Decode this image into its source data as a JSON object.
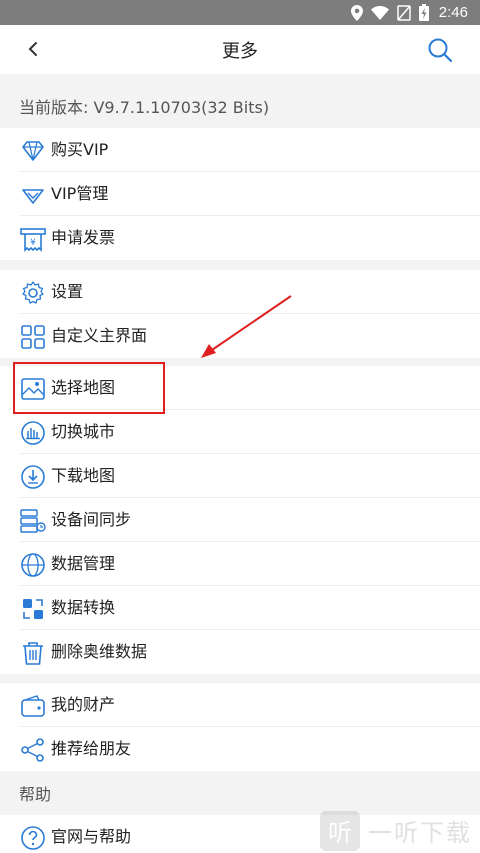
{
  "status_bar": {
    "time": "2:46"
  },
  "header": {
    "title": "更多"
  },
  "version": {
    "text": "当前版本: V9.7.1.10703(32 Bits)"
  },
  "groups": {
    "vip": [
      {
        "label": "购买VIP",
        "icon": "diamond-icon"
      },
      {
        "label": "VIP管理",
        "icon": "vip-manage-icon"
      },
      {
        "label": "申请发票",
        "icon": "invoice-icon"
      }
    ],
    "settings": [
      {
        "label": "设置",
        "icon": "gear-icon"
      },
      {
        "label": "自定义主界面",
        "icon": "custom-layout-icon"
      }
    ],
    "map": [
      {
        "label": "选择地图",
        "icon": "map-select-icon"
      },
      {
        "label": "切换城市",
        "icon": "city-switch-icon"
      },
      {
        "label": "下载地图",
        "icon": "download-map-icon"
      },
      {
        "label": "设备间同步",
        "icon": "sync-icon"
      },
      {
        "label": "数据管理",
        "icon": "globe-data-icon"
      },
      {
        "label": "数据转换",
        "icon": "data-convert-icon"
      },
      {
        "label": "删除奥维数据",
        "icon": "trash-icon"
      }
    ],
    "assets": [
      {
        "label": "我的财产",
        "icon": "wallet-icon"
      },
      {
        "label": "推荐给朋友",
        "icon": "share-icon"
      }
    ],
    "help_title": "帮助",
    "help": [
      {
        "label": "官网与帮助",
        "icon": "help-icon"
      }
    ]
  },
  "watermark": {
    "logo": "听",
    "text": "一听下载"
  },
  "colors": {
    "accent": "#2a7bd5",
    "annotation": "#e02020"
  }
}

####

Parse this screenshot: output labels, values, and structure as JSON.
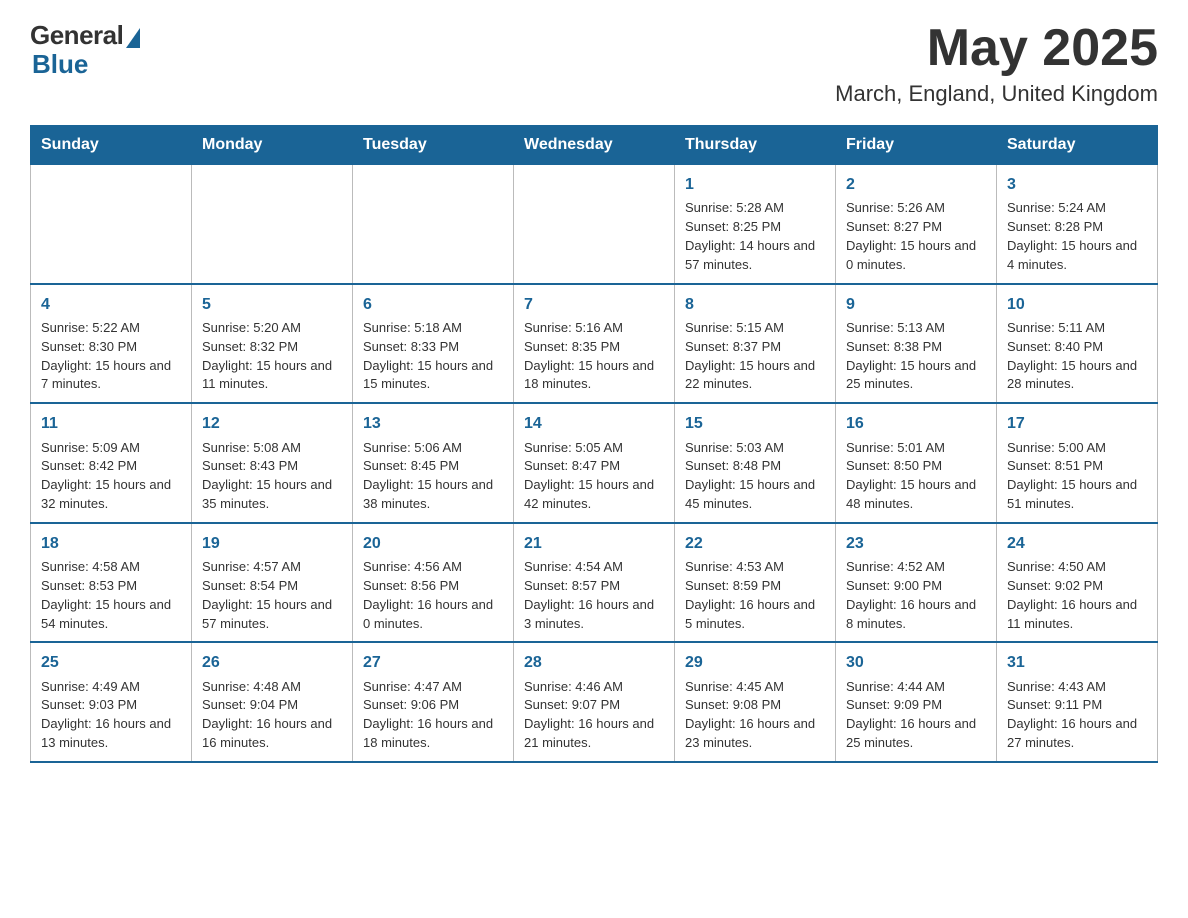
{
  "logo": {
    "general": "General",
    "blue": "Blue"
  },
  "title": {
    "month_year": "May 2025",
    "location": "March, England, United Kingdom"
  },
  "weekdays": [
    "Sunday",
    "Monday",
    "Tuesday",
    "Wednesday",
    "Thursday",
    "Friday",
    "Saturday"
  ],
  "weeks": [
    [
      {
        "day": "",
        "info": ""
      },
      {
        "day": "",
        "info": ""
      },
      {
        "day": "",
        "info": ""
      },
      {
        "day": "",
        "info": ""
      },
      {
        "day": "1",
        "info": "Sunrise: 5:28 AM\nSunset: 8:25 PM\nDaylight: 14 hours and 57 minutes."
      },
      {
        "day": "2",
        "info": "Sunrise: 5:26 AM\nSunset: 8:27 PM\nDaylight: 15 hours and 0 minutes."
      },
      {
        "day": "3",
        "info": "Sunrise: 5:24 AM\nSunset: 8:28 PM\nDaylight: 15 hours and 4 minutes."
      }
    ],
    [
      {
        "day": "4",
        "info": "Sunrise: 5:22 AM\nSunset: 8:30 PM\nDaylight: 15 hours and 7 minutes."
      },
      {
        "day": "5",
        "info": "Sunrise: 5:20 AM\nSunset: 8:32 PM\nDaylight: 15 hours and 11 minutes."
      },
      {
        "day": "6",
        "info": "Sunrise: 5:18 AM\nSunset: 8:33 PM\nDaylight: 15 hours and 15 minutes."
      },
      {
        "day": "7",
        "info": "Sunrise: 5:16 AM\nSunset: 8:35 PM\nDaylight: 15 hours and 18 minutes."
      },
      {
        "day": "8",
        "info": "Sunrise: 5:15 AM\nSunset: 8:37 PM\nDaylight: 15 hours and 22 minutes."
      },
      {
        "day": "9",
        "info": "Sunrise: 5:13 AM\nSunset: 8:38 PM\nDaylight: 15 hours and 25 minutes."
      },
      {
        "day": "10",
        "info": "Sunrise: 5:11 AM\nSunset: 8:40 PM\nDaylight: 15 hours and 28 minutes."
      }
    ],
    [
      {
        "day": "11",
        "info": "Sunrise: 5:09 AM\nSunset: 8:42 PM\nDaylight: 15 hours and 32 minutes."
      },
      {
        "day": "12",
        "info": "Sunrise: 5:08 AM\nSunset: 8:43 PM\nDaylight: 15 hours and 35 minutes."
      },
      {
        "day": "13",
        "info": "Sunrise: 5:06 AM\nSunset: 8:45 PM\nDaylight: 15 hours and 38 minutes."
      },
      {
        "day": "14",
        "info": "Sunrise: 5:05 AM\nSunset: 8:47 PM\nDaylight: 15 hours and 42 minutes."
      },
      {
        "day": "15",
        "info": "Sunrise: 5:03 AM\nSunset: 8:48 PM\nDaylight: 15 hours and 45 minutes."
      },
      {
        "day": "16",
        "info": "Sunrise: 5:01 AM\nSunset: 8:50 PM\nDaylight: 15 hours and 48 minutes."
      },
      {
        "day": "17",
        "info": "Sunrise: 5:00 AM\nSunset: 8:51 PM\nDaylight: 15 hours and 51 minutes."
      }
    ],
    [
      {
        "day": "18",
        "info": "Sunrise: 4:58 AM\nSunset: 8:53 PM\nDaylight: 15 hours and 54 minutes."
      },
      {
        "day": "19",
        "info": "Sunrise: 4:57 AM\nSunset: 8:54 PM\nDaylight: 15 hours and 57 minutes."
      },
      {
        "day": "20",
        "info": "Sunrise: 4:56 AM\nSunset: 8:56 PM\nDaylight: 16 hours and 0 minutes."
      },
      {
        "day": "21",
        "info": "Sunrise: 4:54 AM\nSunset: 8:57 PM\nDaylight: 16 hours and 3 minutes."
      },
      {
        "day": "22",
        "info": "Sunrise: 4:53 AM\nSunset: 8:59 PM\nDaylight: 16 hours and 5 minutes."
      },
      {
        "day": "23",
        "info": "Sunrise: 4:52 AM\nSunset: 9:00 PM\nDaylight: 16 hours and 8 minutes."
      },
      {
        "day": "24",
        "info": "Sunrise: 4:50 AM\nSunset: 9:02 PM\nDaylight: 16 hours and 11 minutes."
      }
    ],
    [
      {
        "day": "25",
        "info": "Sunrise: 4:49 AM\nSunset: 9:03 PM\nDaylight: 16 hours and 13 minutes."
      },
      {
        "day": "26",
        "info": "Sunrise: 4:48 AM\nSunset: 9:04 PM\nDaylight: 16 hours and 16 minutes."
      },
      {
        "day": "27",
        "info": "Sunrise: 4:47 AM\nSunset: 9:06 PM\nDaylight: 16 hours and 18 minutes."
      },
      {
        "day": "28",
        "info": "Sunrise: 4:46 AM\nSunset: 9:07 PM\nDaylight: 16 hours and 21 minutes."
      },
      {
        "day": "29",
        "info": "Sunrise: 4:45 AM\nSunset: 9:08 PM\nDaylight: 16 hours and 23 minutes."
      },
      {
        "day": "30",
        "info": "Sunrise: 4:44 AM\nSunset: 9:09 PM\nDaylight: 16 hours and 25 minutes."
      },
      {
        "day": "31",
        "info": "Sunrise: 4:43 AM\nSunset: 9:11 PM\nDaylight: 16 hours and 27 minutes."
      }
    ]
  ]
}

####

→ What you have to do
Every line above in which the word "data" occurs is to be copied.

→ Solved problem
Decode this image into its source data as a JSON object.
        "icon": "globe-data-icon"
        "icon": "data-convert-icon"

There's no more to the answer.